Take particular note of their final height and crown width. A live oak planted under electrical wires will be a problem in a short time, whereas a loquat, desert willow, Bradford pear, or red bud planted near the wires may be acceptable.
Large shade trees need to be at least 30 feet from buildings and other large trees. Red buds or loquats planted under the crown edge of a large shade tree work well.
Dig the hole only as deep as the tree was planted in the container. Keep the root ball intact as much as possible. If the roots, however, twist around the root ball, cut or break some loose so they are not prone to stay root bound. It is best to encourage the roots to move into the native soil as quickly as possible. Do not add sand or compost to the planting hole if the native soil is heavy. Hundreds of newly planted trees are drown when water wells in planting holes before the roots move into the soil. Mulch over the root system with three to four inches of organic mulch.
Water the new tree deeply at planting and every time the soil dries to one inch deep under the mulch for the first year. In the winter that may be once per month and in the summer it may be once per week. Fertilize every February with one cup of lawn fertilizer for every inch of diameter spread over the root system. Placing the fertilizer on the mulch and covering it by the materials works fine.
On another development that will be important to the urban forest in San Antonio, San Antonio Forest has created a Heritage Tree Registry. Obtain the application from the website at http//www.saforest.org. Complete the form so that we have an inventory of the large and historically significant trees that bless our area. Dominick Dina, San Antonio Forest spokesperson, says the registry may help everyone appreciate the wonderful trees we have and help determine policies that are needed to protect the legacy.

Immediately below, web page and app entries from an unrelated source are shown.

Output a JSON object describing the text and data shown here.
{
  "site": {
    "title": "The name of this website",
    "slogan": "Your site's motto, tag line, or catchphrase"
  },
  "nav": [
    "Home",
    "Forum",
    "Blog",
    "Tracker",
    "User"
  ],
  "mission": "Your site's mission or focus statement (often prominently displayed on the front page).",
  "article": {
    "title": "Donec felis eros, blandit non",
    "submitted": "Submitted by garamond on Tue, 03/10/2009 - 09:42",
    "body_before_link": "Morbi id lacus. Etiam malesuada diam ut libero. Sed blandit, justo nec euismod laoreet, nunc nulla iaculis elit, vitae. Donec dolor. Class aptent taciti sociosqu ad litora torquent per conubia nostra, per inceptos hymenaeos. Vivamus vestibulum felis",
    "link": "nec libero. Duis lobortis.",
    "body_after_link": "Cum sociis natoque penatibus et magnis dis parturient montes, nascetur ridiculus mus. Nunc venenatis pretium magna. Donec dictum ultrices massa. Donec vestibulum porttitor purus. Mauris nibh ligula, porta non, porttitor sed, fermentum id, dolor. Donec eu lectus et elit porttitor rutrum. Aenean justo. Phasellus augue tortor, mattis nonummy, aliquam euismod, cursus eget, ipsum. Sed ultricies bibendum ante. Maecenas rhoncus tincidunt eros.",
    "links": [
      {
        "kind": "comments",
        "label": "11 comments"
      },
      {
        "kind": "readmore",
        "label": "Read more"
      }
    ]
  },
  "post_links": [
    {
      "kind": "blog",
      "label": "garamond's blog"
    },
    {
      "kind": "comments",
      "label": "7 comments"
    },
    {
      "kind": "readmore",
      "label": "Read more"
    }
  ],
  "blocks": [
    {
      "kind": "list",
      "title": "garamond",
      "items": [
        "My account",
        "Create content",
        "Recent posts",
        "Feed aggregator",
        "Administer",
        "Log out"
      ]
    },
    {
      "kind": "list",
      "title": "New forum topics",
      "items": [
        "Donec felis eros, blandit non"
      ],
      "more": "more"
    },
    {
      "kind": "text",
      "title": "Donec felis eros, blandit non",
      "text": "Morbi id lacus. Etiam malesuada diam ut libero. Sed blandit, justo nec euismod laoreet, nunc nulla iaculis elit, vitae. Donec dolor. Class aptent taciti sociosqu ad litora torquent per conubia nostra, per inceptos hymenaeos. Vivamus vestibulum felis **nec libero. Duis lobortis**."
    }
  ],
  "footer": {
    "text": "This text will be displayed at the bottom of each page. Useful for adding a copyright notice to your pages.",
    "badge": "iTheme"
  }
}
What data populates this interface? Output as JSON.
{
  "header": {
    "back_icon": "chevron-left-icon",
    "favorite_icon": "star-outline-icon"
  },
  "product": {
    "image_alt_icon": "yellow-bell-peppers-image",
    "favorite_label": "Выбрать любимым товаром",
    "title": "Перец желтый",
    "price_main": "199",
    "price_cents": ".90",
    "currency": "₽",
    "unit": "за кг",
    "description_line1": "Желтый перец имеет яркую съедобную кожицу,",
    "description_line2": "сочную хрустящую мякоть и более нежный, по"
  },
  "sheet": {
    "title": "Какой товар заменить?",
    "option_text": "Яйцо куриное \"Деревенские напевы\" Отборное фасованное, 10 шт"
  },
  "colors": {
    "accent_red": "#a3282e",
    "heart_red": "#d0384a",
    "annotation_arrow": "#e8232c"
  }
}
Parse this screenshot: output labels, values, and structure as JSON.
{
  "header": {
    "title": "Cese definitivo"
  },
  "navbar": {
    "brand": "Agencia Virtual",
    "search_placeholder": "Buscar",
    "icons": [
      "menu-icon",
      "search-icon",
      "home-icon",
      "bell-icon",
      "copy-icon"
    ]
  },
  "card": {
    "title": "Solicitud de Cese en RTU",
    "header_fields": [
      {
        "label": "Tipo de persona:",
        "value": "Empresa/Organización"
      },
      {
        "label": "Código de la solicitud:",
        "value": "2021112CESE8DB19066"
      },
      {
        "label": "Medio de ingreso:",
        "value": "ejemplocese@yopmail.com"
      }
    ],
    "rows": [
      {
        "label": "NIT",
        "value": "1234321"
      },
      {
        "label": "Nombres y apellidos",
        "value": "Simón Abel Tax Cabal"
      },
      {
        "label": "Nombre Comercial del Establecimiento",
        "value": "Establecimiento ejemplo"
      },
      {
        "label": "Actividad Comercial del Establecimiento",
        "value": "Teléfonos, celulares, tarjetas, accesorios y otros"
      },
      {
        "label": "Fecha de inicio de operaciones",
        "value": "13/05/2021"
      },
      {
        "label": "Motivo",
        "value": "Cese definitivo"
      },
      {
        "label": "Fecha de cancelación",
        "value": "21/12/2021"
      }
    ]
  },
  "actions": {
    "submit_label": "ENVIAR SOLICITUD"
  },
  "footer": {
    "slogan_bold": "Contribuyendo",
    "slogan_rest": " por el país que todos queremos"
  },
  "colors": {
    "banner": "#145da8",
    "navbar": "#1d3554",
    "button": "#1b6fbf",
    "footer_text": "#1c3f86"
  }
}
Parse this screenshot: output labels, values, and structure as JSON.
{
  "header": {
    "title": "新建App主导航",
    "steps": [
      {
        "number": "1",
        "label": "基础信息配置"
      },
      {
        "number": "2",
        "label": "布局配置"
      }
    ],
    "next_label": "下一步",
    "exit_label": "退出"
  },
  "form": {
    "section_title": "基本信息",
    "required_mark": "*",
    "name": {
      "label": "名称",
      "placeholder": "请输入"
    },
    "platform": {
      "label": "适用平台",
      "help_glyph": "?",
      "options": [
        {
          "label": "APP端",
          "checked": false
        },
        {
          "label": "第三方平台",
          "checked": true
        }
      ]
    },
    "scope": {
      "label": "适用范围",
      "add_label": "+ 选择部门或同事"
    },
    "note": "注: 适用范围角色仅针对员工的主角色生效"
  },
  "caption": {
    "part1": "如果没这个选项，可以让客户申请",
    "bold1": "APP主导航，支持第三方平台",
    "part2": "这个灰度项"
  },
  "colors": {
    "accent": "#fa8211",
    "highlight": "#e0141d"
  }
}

If all this discussion of trees has inspired you to do more, contact San Antonio Forest (273-9082), the Bexar County Master Gardeners (Dee Emory, 467-6575), San Antonio Trees, or City Arborist Debbie Reid (207-8265) to find out how you can get involved in tree planting in San Antonio. There is an especially important planting of 20,000 trees occurring over the next few years on the Mission Trail; the trees are funded by American Forests Inc. San Antonio Parks also has surplus trees at their nursery that they will provide to area schools if there is a good plan to plant and care for the trees.